Even though 90% of workers do get some vacation time, many don't even take it. This is unfortunate, because good vacation policies create efficiency, loyalty and help refresh and rejuvenate the workforce. Physical time away from work can also bring new perspective and new ideas on how to solve old problems. Many smaller companies and startups have also stopped making vacation time a matter of "days logged" and opened up their vacation policies so workers don't feel anxiety about missing work and everyone's vacations don't all pile up at the same time.
3. Expand Affordable Childcare
We need more and better public childcare so parents don't have to choose between earning an income and taking care of their kids.
Kathleen Geier writes at Washington Monthly that though this may seem like a dead issue for many (and partly because rich women don't have to worry about it) there are still places to dig in:
A universal childcare system is one of the big missing pieces of the unfinished feminist revolution. A big new social program doesn’t appear to be on even the most distant expanses of the horizon, but there’s no reason why we can’t begin to take bits and pieces of what we already have, start giving it the funding it deserves, and expand access.
In-office daycare centers are another great innovation for larger companies and workplaces that could bring us closer to universal daycare.
4. Embrace Collective Bargaining Rights and Organizing Drives
Maybe you know that bumper-sticker slogan: "Unions: the folks that brought you the weekend." Unions pushed for the foundations of work-life balance we have now, and they continue to enable workers to fight back when they are, for instance, fired for refusing overtime, being pregnant, or taking care of a sick family member.
Pensions allow workers to retire and open the workforce to younger workers while healthcare benefits and of course, vacation time and sick/family leave policies can also be secured via collective bargaining. When I was a teacher in New York City public schools, our sick-day policy, hard-fought for by our much-maligned chapter of the UFT, allowed teachers time to do things like go to the doctor and take care of their own sick kids and family members.
5. Reward the Implementation of Work-Share and Part-Time Programs
Speaking of office innovations, work-share and part-time programs: In a followup to her story questioning whether women can "have it all," Anne-Marie Slaughter, who left her job at the State department, says we need more innovation around how to keep women (and, I'd add, men) who need to slow down their careers:
"My whole point is that we can give women that kind of flexibility and change our expectations, so that when they make choices to defer that dream job or fast promotion because of their family, they can still stay in the game and still be eligible for promotion as far as they want to go."

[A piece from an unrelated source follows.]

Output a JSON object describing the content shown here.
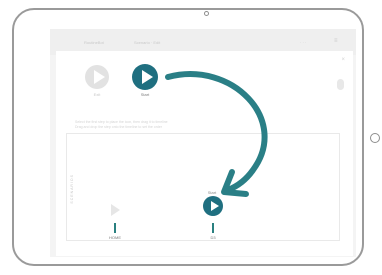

My own mother's boss gave her the option to work part-time when she gave birth to twins. As a result, she got to take an extremely active role in parenting us and simultaneously stay on a career track that led upward. The concept of part-time work, lost to many high-intensity workplaces, means that those who want to focus as much on "life" as on work get to earn an income, keep their intellects and skills sharp, and opt back in fully when family or outside duties ease up.